Exercise: Could you retype every line below exactly, omitting the images?

Data for review:
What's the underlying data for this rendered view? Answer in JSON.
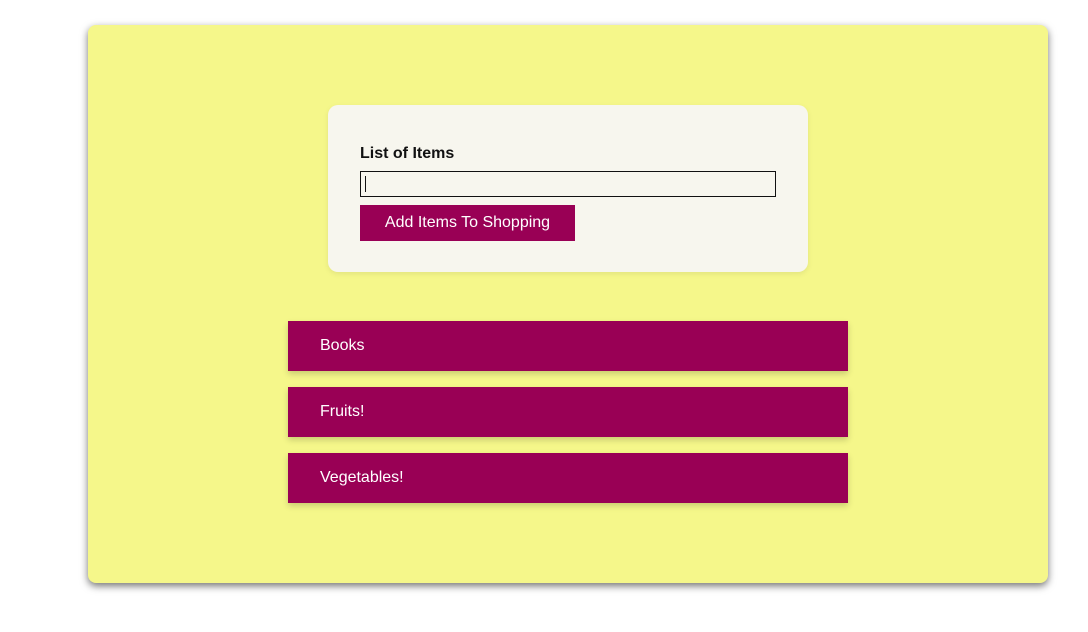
{
  "form": {
    "label": "List of Items",
    "input_value": "",
    "button_label": "Add Items To Shopping"
  },
  "items": [
    {
      "label": "Books"
    },
    {
      "label": "Fruits!"
    },
    {
      "label": "Vegetables!"
    }
  ],
  "colors": {
    "panel_background": "#f5f78a",
    "card_background": "#f7f6ee",
    "accent": "#990055",
    "accent_text": "#ffffff"
  }
}
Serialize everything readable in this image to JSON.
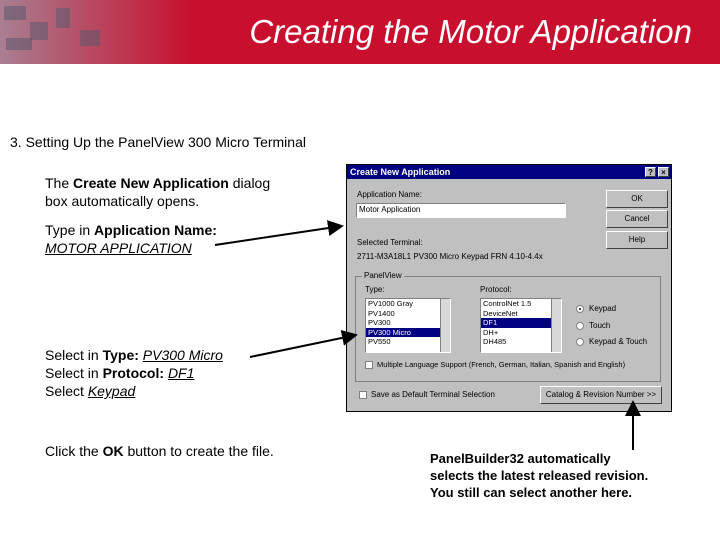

Response for this exercise:
What's the underlying data for this rendered view? Answer in JSON.
{
  "form": {
    "label": "List of Items",
    "input_value": "",
    "button_label": "Add Items To Shopping"
  },
  "items": [
    {
      "label": "Books"
    },
    {
      "label": "Fruits!"
    },
    {
      "label": "Vegetables!"
    }
  ],
  "colors": {
    "panel_background": "#f5f78a",
    "card_background": "#f7f6ee",
    "accent": "#990055",
    "accent_text": "#ffffff"
  }
}
Serialize everything readable in this image to JSON.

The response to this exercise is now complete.